Princess Augusta was born at St. James's Palace.As she was the first born child of Frederick, Prince of Wales and the first born grandchild of George II of Great Britain and Caroline of Ansbach, Augusta was second in line for the throne of Great Britain, which changed a year later in 1738, when her brother Prince George (later George III of Great Britain) was born.
Upon their marriage, Augusta became Duchess of Cambridge. They had three children. From 1818 until the accession of Queen Victoria, and the separation of the British and Hanoverian crowns in 1837, the Duchess of Cambridge lived in Hanover, where the Duke served as viceroy on behalf of his brothers, George IV and William IV.
Augusta often took pleasure in snubbing her mother-in-law, usually small incidents, such as telling her that she would be wearing a different dress than the one Victoria recommended, that she would not be riding to get her figure back after childbirth as Wilhelm had no intention of stopping at one son, and informing her that Augusta's daughter, Viktoria, was not named after her (though, again ...
Elisabeth Christine became queen dowager upon the death of Frederick the Great on 17 August 1786. She wasn't present at the death of her spouse and hadn't seen him since January of that year, but was given public sympathy for his death because of the popularity she enjoyed among the public, to all of whom, according to Spalding, she was "so dear in her affliction."

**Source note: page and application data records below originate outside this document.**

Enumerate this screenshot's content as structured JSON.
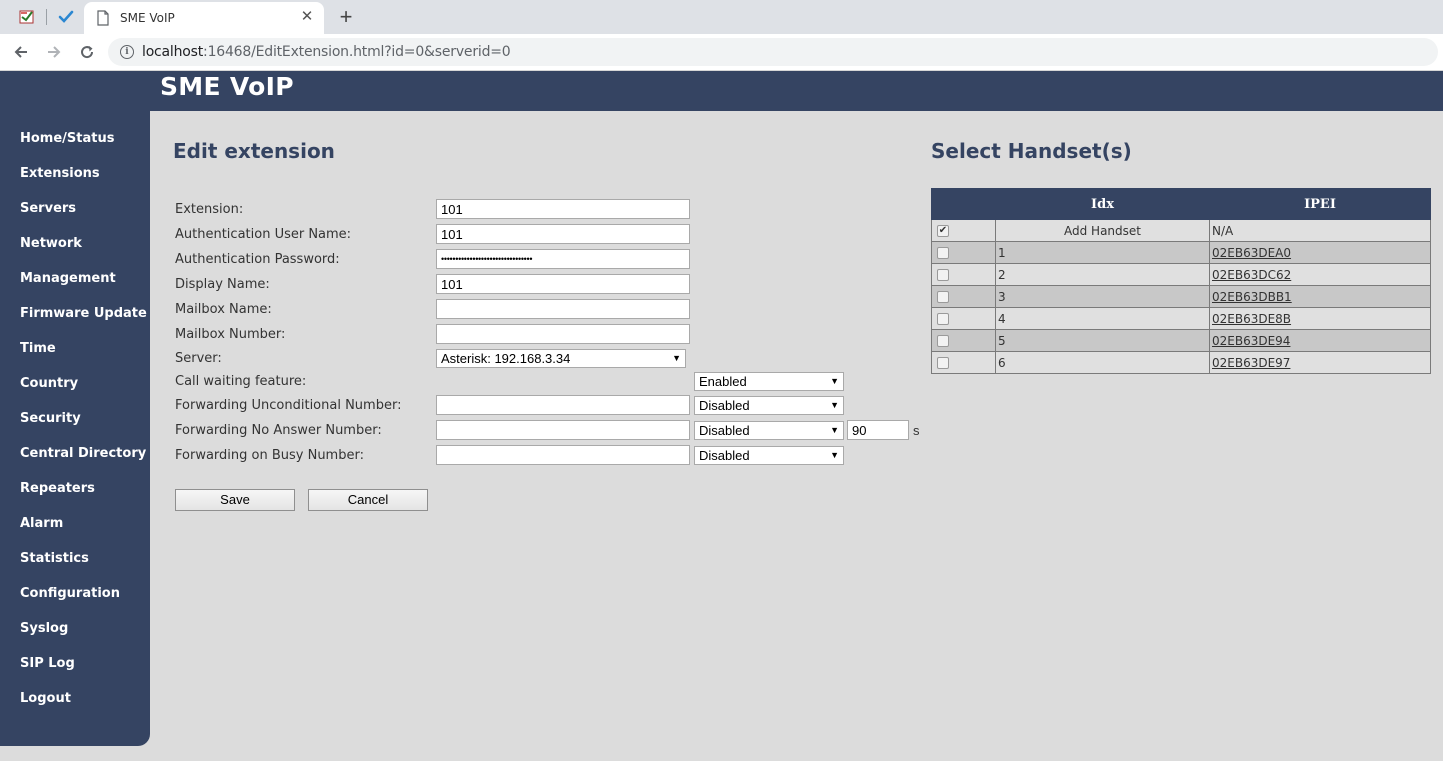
{
  "browser": {
    "tab_title": "SME VoIP",
    "tab_close": "✕",
    "new_tab": "+",
    "url_host": "localhost",
    "url_rest": ":16468/EditExtension.html?id=0&serverid=0"
  },
  "app": {
    "title": "SME VoIP",
    "accent_color": "#354462"
  },
  "sidebar": {
    "items": [
      {
        "label": "Home/Status"
      },
      {
        "label": "Extensions"
      },
      {
        "label": "Servers"
      },
      {
        "label": "Network"
      },
      {
        "label": "Management"
      },
      {
        "label": "Firmware Update"
      },
      {
        "label": "Time"
      },
      {
        "label": "Country"
      },
      {
        "label": "Security"
      },
      {
        "label": "Central Directory"
      },
      {
        "label": "Repeaters"
      },
      {
        "label": "Alarm"
      },
      {
        "label": "Statistics"
      },
      {
        "label": "Configuration"
      },
      {
        "label": "Syslog"
      },
      {
        "label": "SIP Log"
      },
      {
        "label": "Logout"
      }
    ]
  },
  "form": {
    "heading": "Edit extension",
    "extension": {
      "label": "Extension:",
      "value": "101"
    },
    "auth_user": {
      "label": "Authentication User Name:",
      "value": "101"
    },
    "auth_password": {
      "label": "Authentication Password:",
      "value": "••••••••••••••••••••••••••••••••"
    },
    "display_name": {
      "label": "Display Name:",
      "value": "101"
    },
    "mailbox_name": {
      "label": "Mailbox Name:",
      "value": ""
    },
    "mailbox_number": {
      "label": "Mailbox Number:",
      "value": ""
    },
    "server": {
      "label": "Server:",
      "selected": "Asterisk: 192.168.3.34"
    },
    "call_waiting": {
      "label": "Call waiting feature:",
      "selected": "Enabled"
    },
    "fwd_unconditional": {
      "label": "Forwarding Unconditional Number:",
      "value": "",
      "mode": "Disabled"
    },
    "fwd_no_answer": {
      "label": "Forwarding No Answer Number:",
      "value": "",
      "mode": "Disabled",
      "timeout": "90",
      "timeout_unit": "s"
    },
    "fwd_busy": {
      "label": "Forwarding on Busy Number:",
      "value": "",
      "mode": "Disabled"
    },
    "save_label": "Save",
    "cancel_label": "Cancel"
  },
  "handsets": {
    "heading": "Select Handset(s)",
    "col_idx": "Idx",
    "col_ipei": "IPEI",
    "add_row": {
      "label": "Add Handset",
      "ipei": "N/A",
      "checked": true
    },
    "rows": [
      {
        "idx": "1",
        "ipei": "02EB63DEA0"
      },
      {
        "idx": "2",
        "ipei": "02EB63DC62"
      },
      {
        "idx": "3",
        "ipei": "02EB63DBB1"
      },
      {
        "idx": "4",
        "ipei": "02EB63DE8B"
      },
      {
        "idx": "5",
        "ipei": "02EB63DE94"
      },
      {
        "idx": "6",
        "ipei": "02EB63DE97"
      }
    ]
  }
}
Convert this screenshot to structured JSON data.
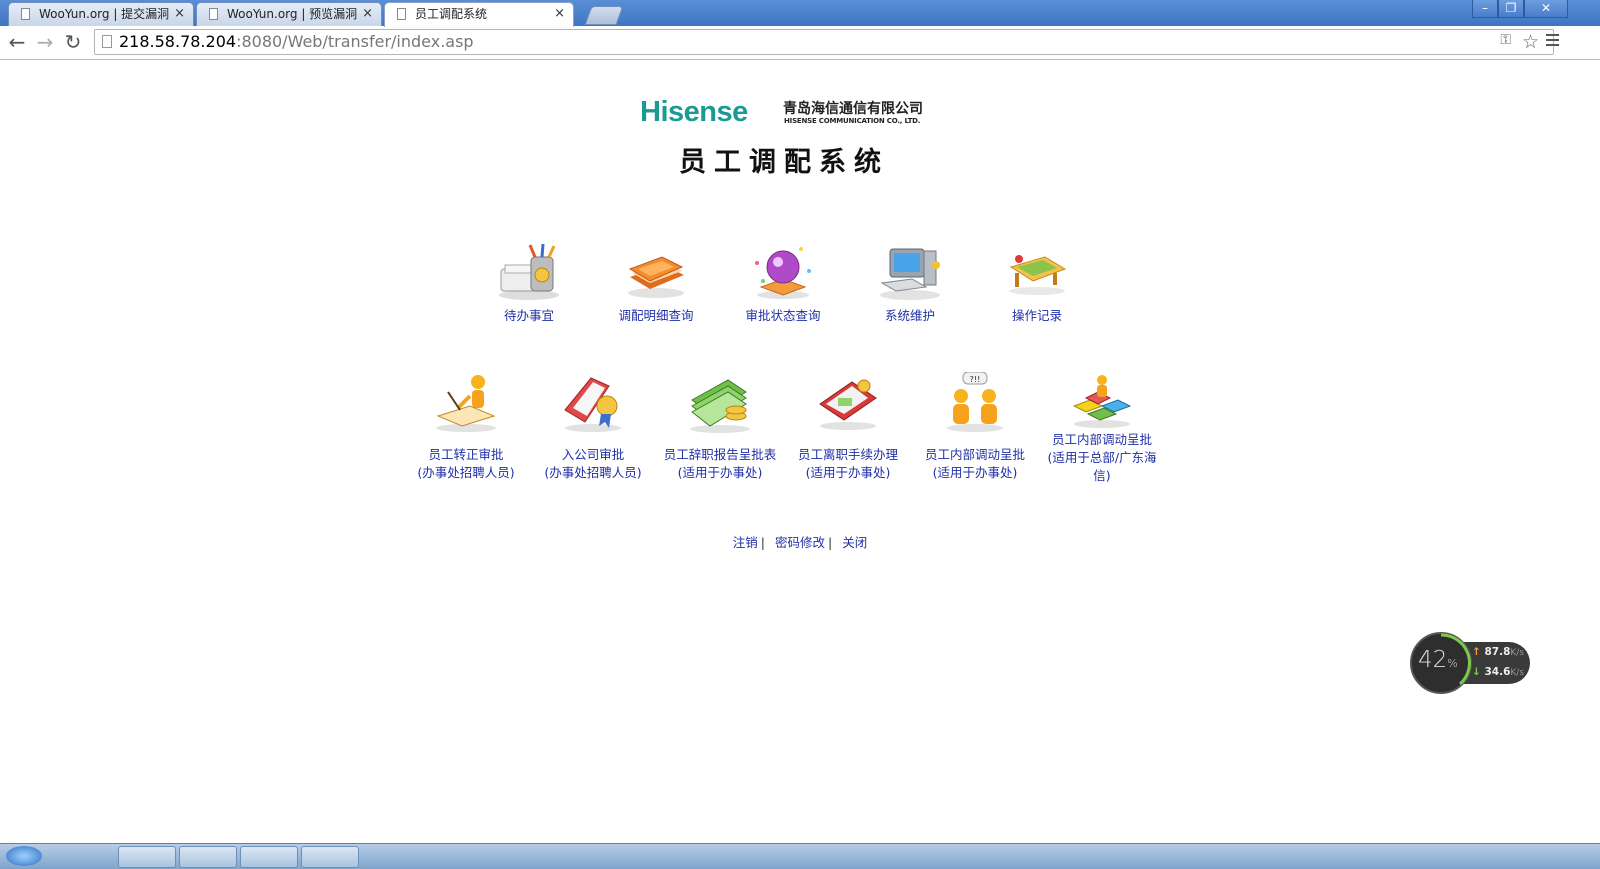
{
  "browser": {
    "tabs": [
      {
        "title": "WooYun.org | 提交漏洞",
        "active": false
      },
      {
        "title": "WooYun.org | 预览漏洞",
        "active": false
      },
      {
        "title": "员工调配系统",
        "active": true
      }
    ],
    "close_glyph": "×",
    "url_host": "218.58.78.204",
    "url_rest": ":8080/Web/transfer/index.asp",
    "window_controls": [
      "minimize-icon",
      "restore-icon",
      "close-icon"
    ]
  },
  "page": {
    "brand": "Hisense",
    "company_cn": "青岛海信通信有限公司",
    "company_en": "HISENSE COMMUNICATION CO., LTD.",
    "system_title": "员工调配系统",
    "brand_color": "#1a9a93",
    "link_color": "#1f2fa8",
    "row1": [
      {
        "label": "待办事宜",
        "icon": "pending-tasks-icon"
      },
      {
        "label": "调配明细查询",
        "icon": "books-icon"
      },
      {
        "label": "审批状态查询",
        "icon": "crystal-ball-icon"
      },
      {
        "label": "系统维护",
        "icon": "computer-icon"
      },
      {
        "label": "操作记录",
        "icon": "records-icon"
      }
    ],
    "row2": [
      {
        "label1": "员工转正审批",
        "label2": "(办事处招聘人员)",
        "icon": "signing-person-icon"
      },
      {
        "label1": "入公司审批",
        "label2": "(办事处招聘人员)",
        "icon": "certificate-icon"
      },
      {
        "label1": "员工辞职报告呈批表",
        "label2": "(适用于办事处)",
        "icon": "money-icon"
      },
      {
        "label1": "员工离职手续办理",
        "label2": "(适用于办事处)",
        "icon": "wallet-icon"
      },
      {
        "label1": "员工内部调动呈批",
        "label2": "(适用于办事处)",
        "icon": "two-people-icon"
      },
      {
        "label1": "员工内部调动呈批",
        "label2": "(适用于总部/广东海",
        "label3": "信)",
        "icon": "team-blocks-icon"
      }
    ],
    "footer": {
      "logout": "注销",
      "change_password": "密码修改",
      "close": "关闭",
      "sep": "|"
    }
  },
  "speed_widget": {
    "percent": "42",
    "percent_sign": "%",
    "upload": "87.8",
    "download": "34.6",
    "unit": "K/s"
  }
}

Duchess Augusta of Brunswick-Wolfenbüttel: 2. Prince Frederick of Württemberg: 10. Frederick, Duke of Saxe-Altenburg: 5. Princess Charlotte of Saxe-Hildburghausen: 11. Duchess Charlotte Georgine of Mecklenburg-Strelitz: 1. William II of Württemberg: 12. Frederick I of Württemberg (= 8) 6. William I of Württemberg: 13. Duchess Augusta of ...
In the February of 1790, Archduke Francis’s wife, Duchess Elisabeth, died in childbirth, and it was announced that he would marry one of the princesses of Naples. Maria Theresa and her sister Luisa were both considered for the match.
In 1432 the estates gained by the Principality of Brunswick-Wolfenbüttel between the Deister and Leine split away as the Principality of Calenberg. To the north this new state bordered on the County of Hoya near Nienburg and extended from there in a narrow, winding strip southwards up the River Leine through Wunstorf and Hanover where it reached the Principality of Wolfenbüttel.